Simplify your reading

halloweenkindleeffectsBuzz, buzz, buzz simplify, minimize, reduce. Buzzz!You know, this is what everyone is talking about these days. It seems that we live lives that are generally overwhelmed by information and stuff, and we need to escape that if we want to lead a fulfilling existence.

So when it comes to books, how do you do it? I am not talking about how you shelve or get rid of physical books. I have solved that dilemma for myself: I don’t buy paper books anymore: only digital. It suits me and I’m very happy with it.

But these digital devices, sorry to break this terrifying news to you, can store hundreds of books that you don’t have to dust or pack into a wall of boxes when you move. These books accumulate very quietly and subversively, until one day when you have so many that you just can’t breathe anymore. They are all over and they keep growing. They are in your dreams and in your every thought. They take so much space that you can’t breathe anymore. I know it happens to me. But then I clear my Gmail inbox every year or so, because the idea of thousands of e-mails hanging around there is just intolerable. Digital clutter is as bad to me as physical clutter. Don’t you feel the same?

To keep my book list simple I apply a few filters. I read fiction only written by women and in a few genres like literary, contemporary women’s fiction, mystery.
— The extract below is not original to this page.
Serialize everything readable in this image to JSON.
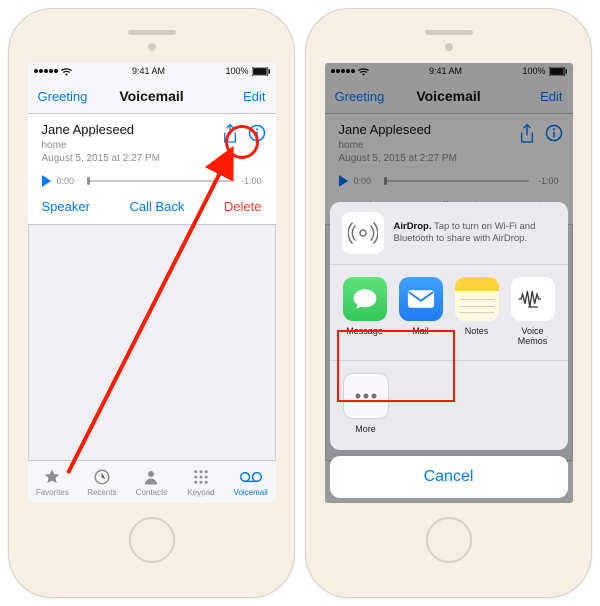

I enjoy sci-fi too, but haven’t read anything of that in a million years. When it comes to non-fiction, I usually try to decide at some point (beginning of the year) what area of interest I want to investigate deeply and try to stick to that. Of course, I will make exceptions here and there, when trusted friends recommend one book or the other, knowing that will be a satisfying read. In general my non-fiction reading will fall into a few categories: psychology, philosophy, spirituality, and women’s studies.

I constantly check the list on my e-book reader and delete everything that I have finished or I’m not planning to finish. Still, you will probably find at least twenty books on my reader at any given time.

How do you keep your book list from turning into an out-of-control monster that one day will surely eat you alive? (Sorry, but it is Halloween!)